William married Mary Etna Gordon in Washington, Washington County Missouri on October 30, 1941. Mary was born in Kansas City, Kansas on July 13, 1919.
He and his wife lived in Michigan during his service on the canal as a quartermaster. By 1944, he and Mary had moved to Wood River where he operated a small grocery for Phil Esterline. Their second son was born on July 4, 1944 at Alton Memorial Hospital.
William and Mary spent most of their lives moving from the small town of Wrights, in Greene County, to the Alton-Wood River area. His Aunt Dora had property in both places, and she rented them cheaply to him and his growing family.
Without elaborating, I will say that there was a constant struggle in the marriage which was based upon the strong influence my Great Aunt had over Williams' decisions. Our Mother was not listened to by her husband as she wished, and it created a decades long problem between William and Mary, even though our Great Aunt was a source of financial help, even after her death, when William and Mary inherited her property.
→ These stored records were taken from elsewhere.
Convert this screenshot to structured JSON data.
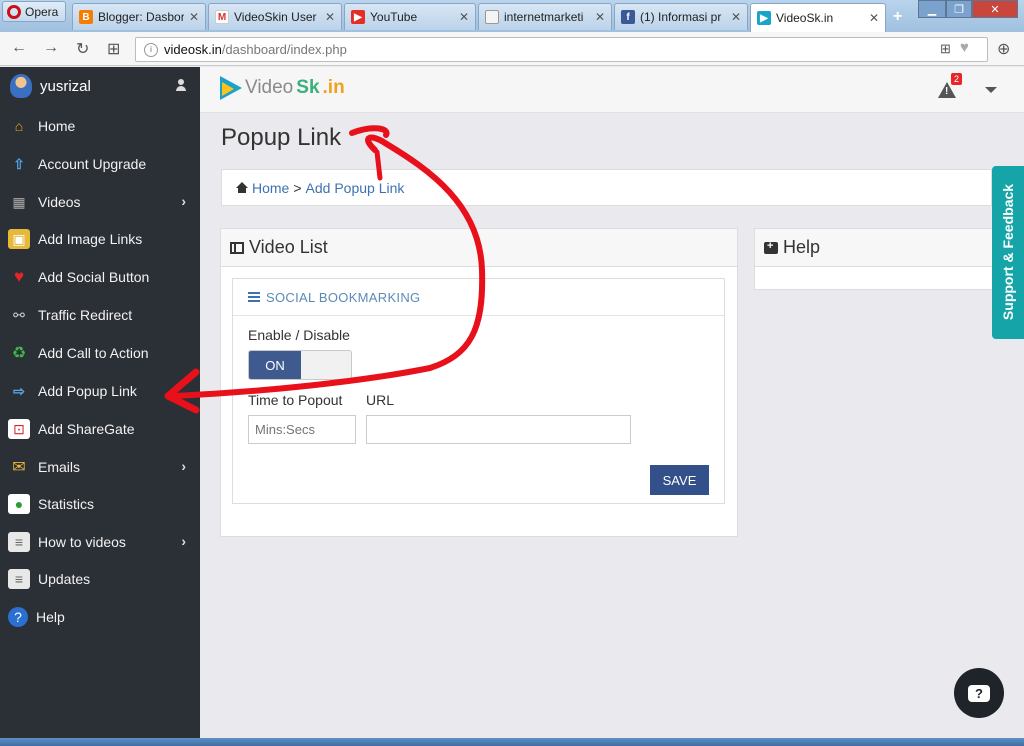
{
  "browser": {
    "menu_label": "Opera",
    "tabs": [
      {
        "title": "Blogger: Dasbor",
        "favicon": "blogger-icon"
      },
      {
        "title": "VideoSkin User",
        "favicon": "gmail-icon"
      },
      {
        "title": "YouTube",
        "favicon": "youtube-icon"
      },
      {
        "title": "internetmarketi",
        "favicon": "page-icon"
      },
      {
        "title": "(1) Informasi pr",
        "favicon": "facebook-icon"
      },
      {
        "title": "VideoSk.in",
        "favicon": "videoskin-icon",
        "active": true
      }
    ],
    "url_host": "videosk.in",
    "url_path": "/dashboard/index.php"
  },
  "sidebar": {
    "username": "yusrizal",
    "items": [
      {
        "label": "Home",
        "icon": "home-icon",
        "has_submenu": false
      },
      {
        "label": "Account Upgrade",
        "icon": "upgrade-arrow-icon",
        "has_submenu": false
      },
      {
        "label": "Videos",
        "icon": "film-icon",
        "has_submenu": true
      },
      {
        "label": "Add Image Links",
        "icon": "image-folder-icon",
        "has_submenu": false
      },
      {
        "label": "Add Social Button",
        "icon": "heart-icon",
        "has_submenu": false
      },
      {
        "label": "Traffic Redirect",
        "icon": "link-icon",
        "has_submenu": false
      },
      {
        "label": "Add Call to Action",
        "icon": "recycle-icon",
        "has_submenu": false
      },
      {
        "label": "Add Popup Link",
        "icon": "arrow-right-icon",
        "has_submenu": false,
        "active": true
      },
      {
        "label": "Add ShareGate",
        "icon": "sharegate-icon",
        "has_submenu": false
      },
      {
        "label": "Emails",
        "icon": "envelope-icon",
        "has_submenu": true
      },
      {
        "label": "Statistics",
        "icon": "stats-icon",
        "has_submenu": false
      },
      {
        "label": "How to videos",
        "icon": "document-icon",
        "has_submenu": true
      },
      {
        "label": "Updates",
        "icon": "document-icon",
        "has_submenu": false
      },
      {
        "label": "Help",
        "icon": "help-icon",
        "has_submenu": false
      }
    ]
  },
  "header": {
    "logo_part1": "Video",
    "logo_part2": "Sk",
    "logo_part3": ".in",
    "alert_count": "2"
  },
  "main": {
    "page_title": "Popup Link",
    "breadcrumb": {
      "home": "Home",
      "separator": ">",
      "current": "Add Popup Link"
    },
    "video_list": {
      "title": "Video List",
      "section_title": "SOCIAL BOOKMARKING",
      "enable_label": "Enable / Disable",
      "toggle_on": "ON",
      "time_label": "Time to Popout",
      "time_placeholder": "Mins:Secs",
      "url_label": "URL",
      "url_value": "",
      "save_label": "SAVE"
    },
    "help_panel": {
      "title": "Help"
    }
  },
  "support_tab": "Support & Feedback",
  "chat_button": "?",
  "colors": {
    "sidebar_bg": "#2b2f36",
    "primary": "#34508a",
    "accent_teal": "#15a5a8",
    "link": "#3d72b2",
    "annotation_red": "#e8101a"
  }
}
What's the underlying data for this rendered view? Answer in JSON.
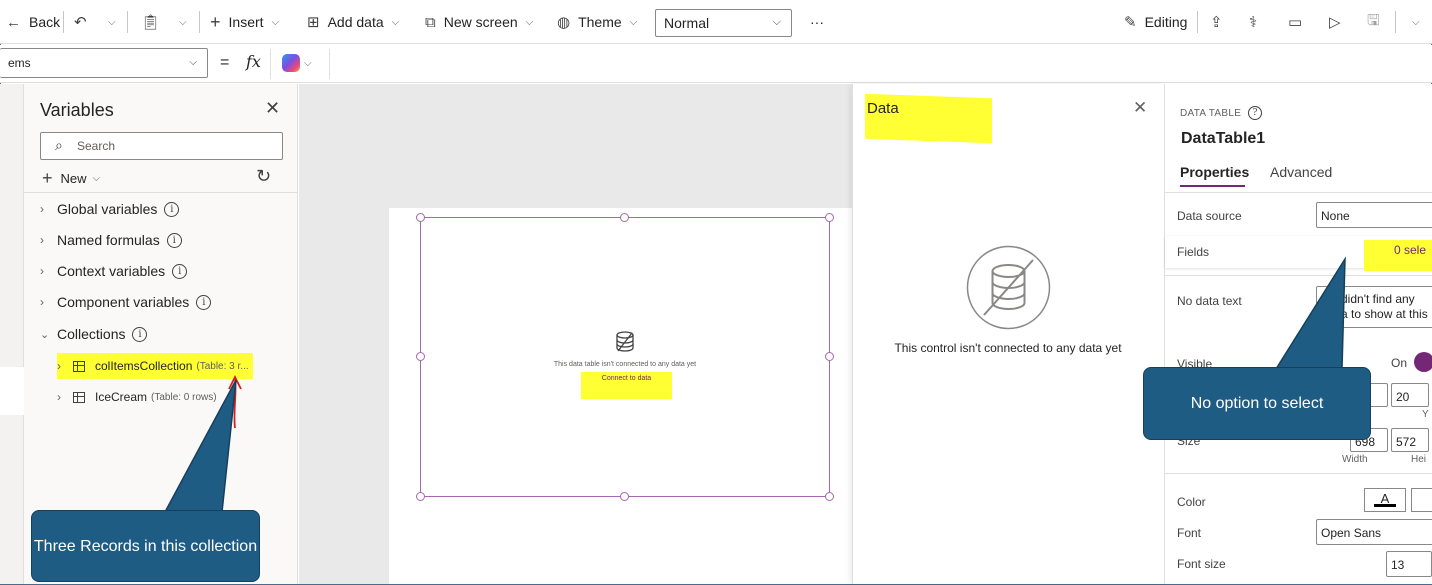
{
  "toolbar": {
    "back_label": "Back",
    "insert_label": "Insert",
    "add_data_label": "Add data",
    "new_screen_label": "New screen",
    "theme_label": "Theme",
    "mode_value": "Normal",
    "more_label": "···",
    "editing_label": "Editing"
  },
  "formula_bar": {
    "property_value": "ems",
    "equals": "=",
    "fx": "fx"
  },
  "variables_pane": {
    "title": "Variables",
    "search_placeholder": "Search",
    "new_label": "New",
    "groups": [
      {
        "label": "Global variables"
      },
      {
        "label": "Named formulas"
      },
      {
        "label": "Context variables"
      },
      {
        "label": "Component variables"
      },
      {
        "label": "Collections"
      }
    ],
    "collections": [
      {
        "name": "colItemsCollection",
        "meta": "(Table: 3 r..."
      },
      {
        "name": "IceCream",
        "meta": "(Table: 0 rows)"
      }
    ]
  },
  "canvas": {
    "control_message": "This data table isn't connected to any data yet",
    "control_link": "Connect to data"
  },
  "data_pane": {
    "title": "Data",
    "empty_message": "This control isn't connected to any data yet"
  },
  "properties": {
    "control_type": "DATA TABLE",
    "control_name": "DataTable1",
    "tabs": [
      "Properties",
      "Advanced"
    ],
    "data_source_label": "Data source",
    "data_source_value": "None",
    "fields_label": "Fields",
    "fields_value": "0 sele",
    "no_data_text_label": "No data text",
    "no_data_text_line1": "didn't find any",
    "no_data_text_line2": "a to show at this",
    "visible_label": "Visible",
    "visible_value": "On",
    "position_y": "20",
    "position_y_label": "Y",
    "size_label": "Size",
    "size_width": "698",
    "size_height": "572",
    "width_label": "Width",
    "height_label": "Hei",
    "color_label": "Color",
    "color_glyph": "A",
    "font_label": "Font",
    "font_value": "Open Sans",
    "font_size_label": "Font size",
    "font_size_value": "13"
  },
  "annotations": {
    "callout_records": "Three Records in this collection",
    "callout_no_option": "No option to select"
  },
  "colors": {
    "accent": "#742774",
    "highlight": "#ffff33",
    "callout_fill": "#1f5c83"
  }
}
Here are the children of William Hazelwood and Mary Gordon:
William died in August of 1971 in Jersey County and is buried in Brighton, Illinois. Mary died on April 5, 1988, in Brighton, Illinois, and is buried next to William.
There are many anecdotes I could write, but I have finished with the story of our family's lineage. I hope that this will help others who are interested in the Greene County Hazelwoods and their history. I especially hope that the living members of the family will pass this information along to their children so that they will know their roots.